If you see the story as a Hero’s Journey kind of story, then Obi-wan Kenobi might have a claim, even though he dies halfway through the movie in a shocking disaster that forces Luke to grow up in the Force. Obi-wan does kind of hang around a bit afterward (or else Luke is hearing some seriously bad-news-for-your-mental-health voices in his head).
If you see the story as a Good-versus-Evil kind of tale, then Darth Vader is a good choice for the #2 character.
I think that the reason the movie had such broad appeal is that the movie was really all of the above. This is kind of risky in a movie, because people like to know what a movie is. When it’s a little of this and a little of that, then it better be awfully good at both this and that.
As it turned out, the movie was awfully good at all of the above. I’d say it’s about evenly balanced between the various kinds of story, so it drew in a broad spectrum of people. There was a synergy between the storylines that transcended genre. (I can’t believe I just wrote that sentence. I’m going to leave it there to prove that I can buzzword as horribly as anyone else.)
In any event, in the next week or so, I’d like to analyze the storyline for each of the 5 characters listed above: Luke, Leia, Han, Obi-wan, and Darth. What we’ll learn is something absolutely critical for the fiction writer who wants to create strong characters. There is ONE thing you must know in order to have some hope of succeeding.
What that ONE thing is, we’ll discuss next week. But you already know what it is, don’t you? You have it within you. Trust your feelings . . .
Daniel Smith says
What?! You’re leaving us hanging? Now?!
Congratulations on the award! You earned it!
(Oh, wait. I get it. Suspense. Drama. Appeal to the emotions. Keep things interesting. Don’t have flat characters. Make the reader want to know more…)
Camille Cannon Eide says
A BIG HUGE Congratulations on the top 100 ranking, Randy!! But we already knew it was #1. 🙂

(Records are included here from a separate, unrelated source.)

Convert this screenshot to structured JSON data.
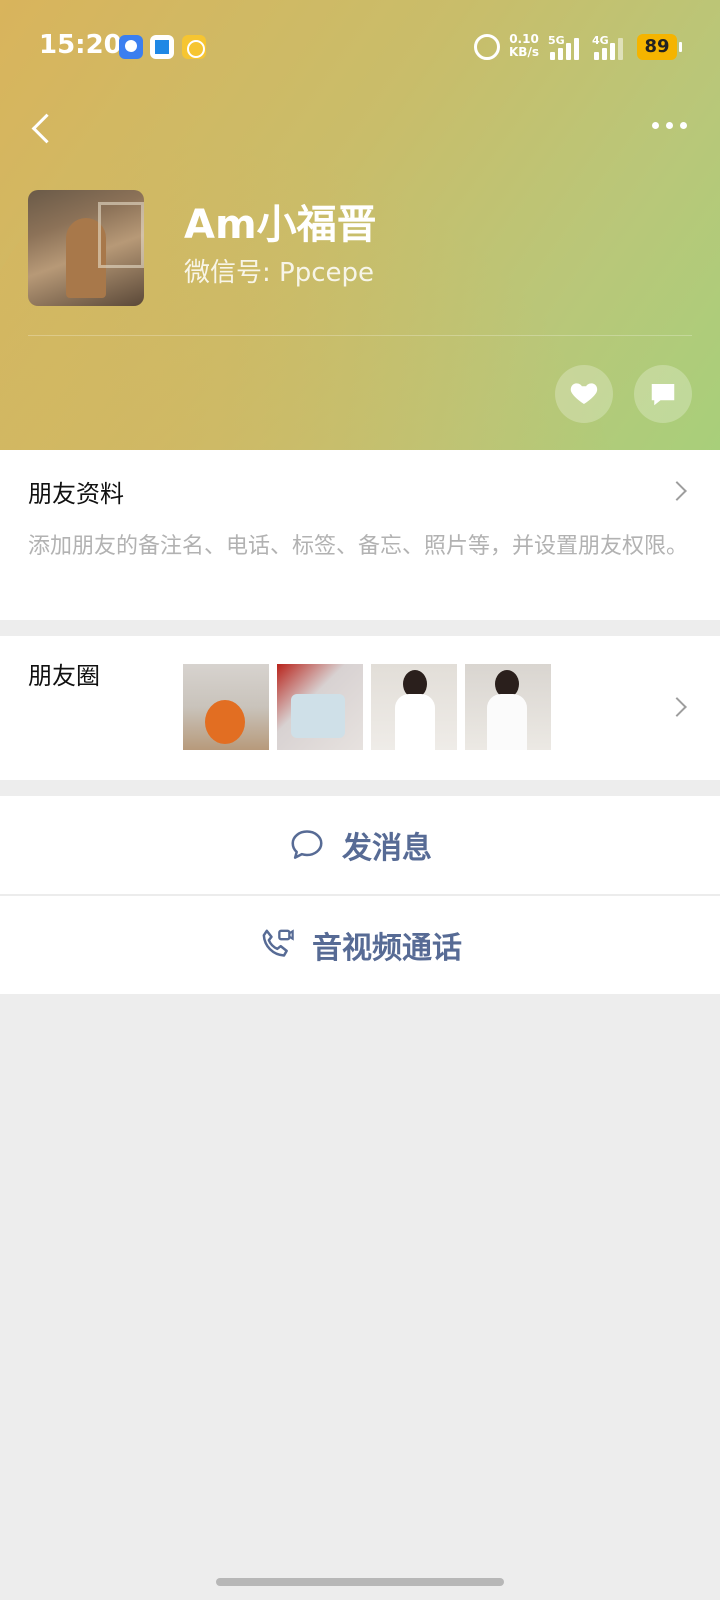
{
  "status_bar": {
    "time": "15:20",
    "net_speed_value": "0.10",
    "net_speed_unit": "KB/s",
    "signal1_label": "5G",
    "signal2_label": "4G",
    "battery": "89"
  },
  "profile": {
    "nickname": "Am小福晋",
    "wechat_id": "微信号: Ppcepe"
  },
  "friend_info": {
    "title": "朋友资料",
    "description": "添加朋友的备注名、电话、标签、备忘、照片等，并设置朋友权限。"
  },
  "moments": {
    "title": "朋友圈"
  },
  "actions": {
    "send_message": "发消息",
    "av_call": "音视频通话"
  },
  "colors": {
    "link_blue": "#576b95",
    "battery_yellow": "#f5b400",
    "page_bg": "#ededed"
  }
}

Is the one thing the most Basic Value?
Doug Bolton says
You suckered us. The top 100 was your draw, and you got me. GOOD JOB!!

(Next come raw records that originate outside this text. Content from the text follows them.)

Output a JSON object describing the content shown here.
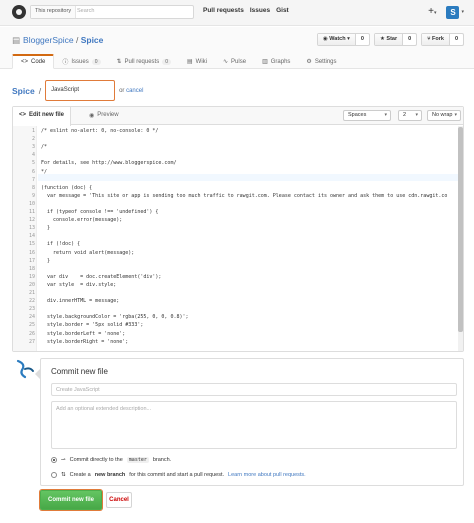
{
  "header": {
    "search_scope": "This repository",
    "search_placeholder": "Search",
    "nav": [
      "Pull requests",
      "Issues",
      "Gist"
    ],
    "avatar_letter": "S"
  },
  "repo": {
    "owner": "BloggerSpice",
    "name": "Spice",
    "watch_label": "Watch",
    "watch_count": "0",
    "star_label": "Star",
    "star_count": "0",
    "fork_label": "Fork",
    "fork_count": "0",
    "tabs": [
      {
        "label": "Code",
        "count": ""
      },
      {
        "label": "Issues",
        "count": "0"
      },
      {
        "label": "Pull requests",
        "count": "0"
      },
      {
        "label": "Wiki",
        "count": ""
      },
      {
        "label": "Pulse",
        "count": ""
      },
      {
        "label": "Graphs",
        "count": ""
      },
      {
        "label": "Settings",
        "count": ""
      }
    ]
  },
  "path": {
    "root": "Spice",
    "separator": "/",
    "filename": "JavaScript",
    "or": "or",
    "cancel": "cancel"
  },
  "editor": {
    "edit_tab": "Edit new file",
    "preview_tab": "Preview",
    "indent_mode": "Spaces",
    "indent_size": "2",
    "wrap_mode": "No wrap",
    "lines": [
      "/* eslint no-alert: 0, no-console: 0 */",
      "",
      "/*",
      "",
      "For details, see http://www.bloggerspice.com/",
      "*/",
      "",
      "(function (doc) {",
      "  var message = 'This site or app is sending too much traffic to rawgit.com. Please contact its owner and ask them to use cdn.rawgit.co",
      "",
      "  if (typeof console !== 'undefined') {",
      "    console.error(message);",
      "  }",
      "",
      "  if (!doc) {",
      "    return void alert(message);",
      "  }",
      "",
      "  var div    = doc.createElement('div');",
      "  var style  = div.style;",
      "",
      "  div.innerHTML = message;",
      "",
      "  style.backgroundColor = 'rgba(255, 0, 0, 0.8)';",
      "  style.border = '5px solid #333';",
      "  style.borderLeft = 'none';",
      "  style.borderRight = 'none';"
    ],
    "line_numbers": [
      "1",
      "2",
      "3",
      "4",
      "5",
      "6",
      "7",
      "8",
      "9",
      "10",
      "11",
      "12",
      "13",
      "14",
      "15",
      "16",
      "17",
      "18",
      "19",
      "20",
      "21",
      "22",
      "23",
      "24",
      "25",
      "26",
      "27"
    ]
  },
  "commit": {
    "title": "Commit new file",
    "summary_placeholder": "Create JavaScript",
    "description_placeholder": "Add an optional extended description...",
    "option_direct_pre": "Commit directly to the",
    "option_direct_branch": "master",
    "option_direct_post": "branch.",
    "option_new_pre": "Create a",
    "option_new_strong": "new branch",
    "option_new_post": "for this commit and start a pull request.",
    "option_new_link": "Learn more about pull requests.",
    "submit_label": "Commit new file",
    "cancel_label": "Cancel"
  },
  "colors": {
    "accent_orange": "#e07b3a",
    "link_blue": "#4078c0",
    "commit_green": "#47a847",
    "cancel_red": "#cc0000"
  }
}
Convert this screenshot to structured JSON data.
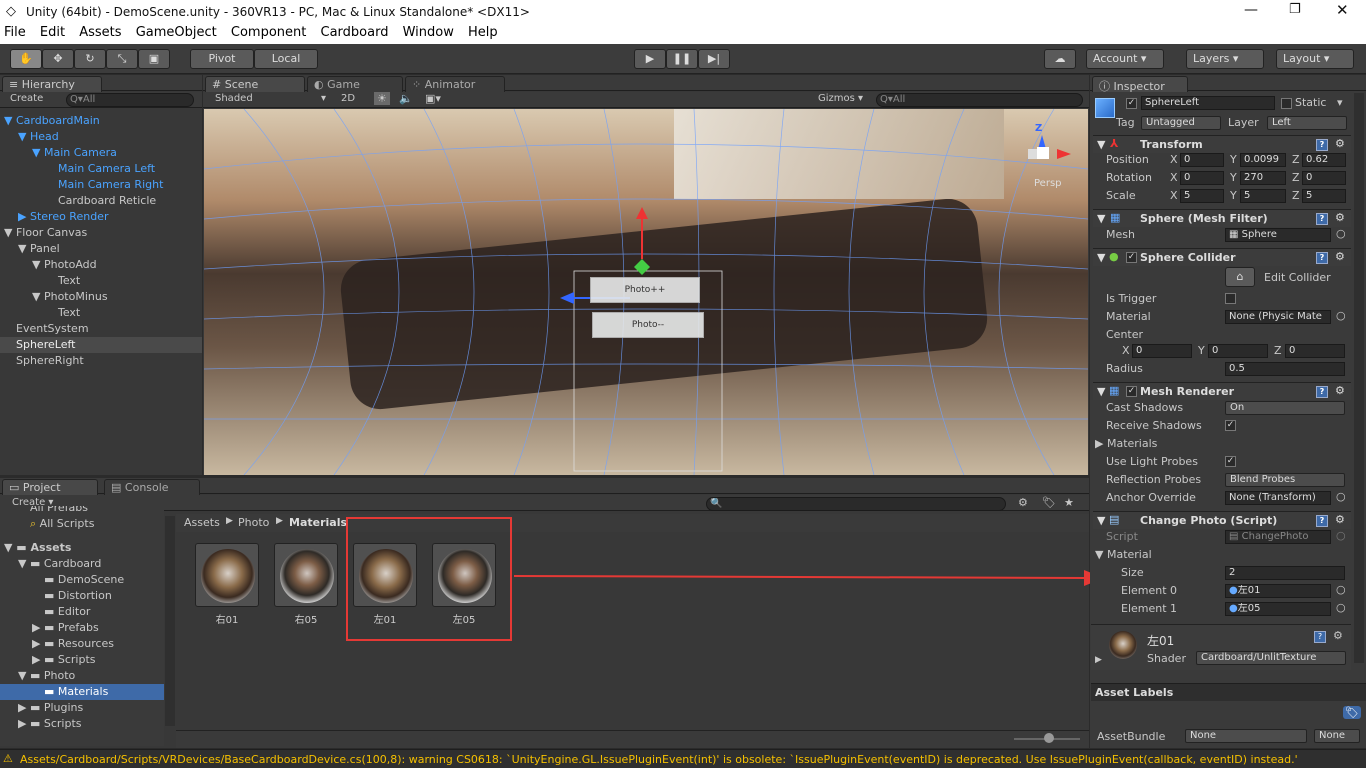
{
  "window": {
    "title": "Unity (64bit) - DemoScene.unity - 360VR13 - PC, Mac & Linux Standalone* <DX11>"
  },
  "menu": [
    "File",
    "Edit",
    "Assets",
    "GameObject",
    "Component",
    "Cardboard",
    "Window",
    "Help"
  ],
  "toolbar": {
    "pivot": "Pivot",
    "local": "Local",
    "account": "Account",
    "layers": "Layers",
    "layout": "Layout"
  },
  "hierarchy": {
    "tab": "Hierarchy",
    "create": "Create",
    "search_placeholder": "Q▾All",
    "items": [
      "CardboardMain",
      "Head",
      "Main Camera",
      "Main Camera Left",
      "Main Camera Right",
      "Cardboard Reticle",
      "Stereo Render",
      "Floor Canvas",
      "Panel",
      "PhotoAdd",
      "Text",
      "PhotoMinus",
      "Text",
      "EventSystem",
      "SphereLeft",
      "SphereRight"
    ]
  },
  "scene": {
    "tabs": [
      "Scene",
      "Game",
      "Animator"
    ],
    "shaded": "Shaded",
    "mode2d": "2D",
    "gizmos": "Gizmos",
    "search_placeholder": "Q▾All",
    "buttons": [
      "Photo++",
      "Photo--"
    ],
    "persp": "Persp"
  },
  "project": {
    "tabs": [
      "Project",
      "Console"
    ],
    "create": "Create",
    "favorites": [
      "All Prefabs",
      "All Scripts"
    ],
    "tree": [
      "Assets",
      "Cardboard",
      "DemoScene",
      "Distortion",
      "Editor",
      "Prefabs",
      "Resources",
      "Scripts",
      "Photo",
      "Materials",
      "Plugins",
      "Scripts"
    ],
    "breadcrumb": [
      "Assets",
      "Photo",
      "Materials"
    ],
    "assets": [
      "右01",
      "右05",
      "左01",
      "左05"
    ]
  },
  "inspector": {
    "tab": "Inspector",
    "name": "SphereLeft",
    "static": "Static",
    "tag_label": "Tag",
    "tag": "Untagged",
    "layer_label": "Layer",
    "layer": "Left",
    "transform": {
      "title": "Transform",
      "position": {
        "label": "Position",
        "x": "0",
        "y": "0.0099",
        "z": "0.62"
      },
      "rotation": {
        "label": "Rotation",
        "x": "0",
        "y": "270",
        "z": "0"
      },
      "scale": {
        "label": "Scale",
        "x": "5",
        "y": "5",
        "z": "5"
      }
    },
    "mesh_filter": {
      "title": "Sphere (Mesh Filter)",
      "mesh_label": "Mesh",
      "mesh": "Sphere"
    },
    "collider": {
      "title": "Sphere Collider",
      "edit": "Edit Collider",
      "is_trigger": "Is Trigger",
      "material_label": "Material",
      "material": "None (Physic Mate",
      "center": "Center",
      "cx": "0",
      "cy": "0",
      "cz": "0",
      "radius_label": "Radius",
      "radius": "0.5"
    },
    "renderer": {
      "title": "Mesh Renderer",
      "cast_label": "Cast Shadows",
      "cast": "On",
      "receive_label": "Receive Shadows",
      "materials": "Materials",
      "light_label": "Use Light Probes",
      "refl_label": "Reflection Probes",
      "refl": "Blend Probes",
      "anchor_label": "Anchor Override",
      "anchor": "None (Transform)"
    },
    "script": {
      "title": "Change Photo (Script)",
      "script_label": "Script",
      "script": "ChangePhoto",
      "material": "Material",
      "size_label": "Size",
      "size": "2",
      "e0_label": "Element 0",
      "e0": "左01",
      "e1_label": "Element 1",
      "e1": "左05"
    },
    "material_preview": {
      "name": "左01",
      "shader_label": "Shader",
      "shader": "Cardboard/UnlitTexture"
    },
    "asset_labels": "Asset Labels",
    "asset_bundle": {
      "label": "AssetBundle",
      "value": "None",
      "variant": "None"
    }
  },
  "status": {
    "message": "Assets/Cardboard/Scripts/VRDevices/BaseCardboardDevice.cs(100,8): warning CS0618: `UnityEngine.GL.IssuePluginEvent(int)' is obsolete: `IssuePluginEvent(eventID) is deprecated. Use IssuePluginEvent(callback, eventID) instead.'"
  },
  "colors": {
    "accent_blue": "#3e6aa8",
    "highlight_red": "#e53935",
    "prefab_blue": "#4aa3ff"
  }
}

I will see you at this year’s Oregon Writer’s Conference, at the end of July.
Try not to get too excited when you see me.
John V says
I’d say the #2 character is Han. Aside from Luke, Han is the only character that changes in the first movie. Obi-Wan knows from the beginning he has to get Luke involved, and he does. Leia begins as a rebel and ends a rebel. The romantic angle really doesn’t begin until the second movie. Vader begins and ends a fairly typical villain. The father-son storyline doesn’t begin until the second movie.
Han begins selfish and greedy, is challenged to change by Han and Leia, and in the end, he does. So, Han is the #2 character for the first movie.
Based on the direction of the discussion, I would guess the ONE thing to be that which drives character action throughout their storyline – desire.
I will concede, however, that reading into the words results would lead me to agree with Daniel. Still, I will stick by my initial guess.
Andra M says
Congrats on making to the Top 100!
I say each character has a conflict and goal (or as Ben said: desire) with room to grow.
Cheri Williams says
Congratulations, Randy. Of course we already knew you’re the best!
Sally Ferguson says
Congratulations…an award that is well deserved!
Amy VR says
“There was a synergy between the storylines that transcended genre.”
Egads… I can’t believe you wrote that sentence either! HAHA!
Congratulations on making the Top 100 list… though I would put in on the Top 3 list!
I am waiting with bated breath for your next blog post. (That’s what you wanted, right?)
Every character is the hero of his/her own story.
Paul Epson says
Good job for the award, Randy. We’ve got here a nice array of choice where anyone can identify himself in his favorite character. The young guy in Luke, the girl in Lea, the wise guy in Obi-wan, the rough guy in Han and the evil naughty one in Darth.
Sheila Deeth says
I just went over there and found you. Congratulations! And you’re first on the list for fiction writing. Hope it brings you even more new readers.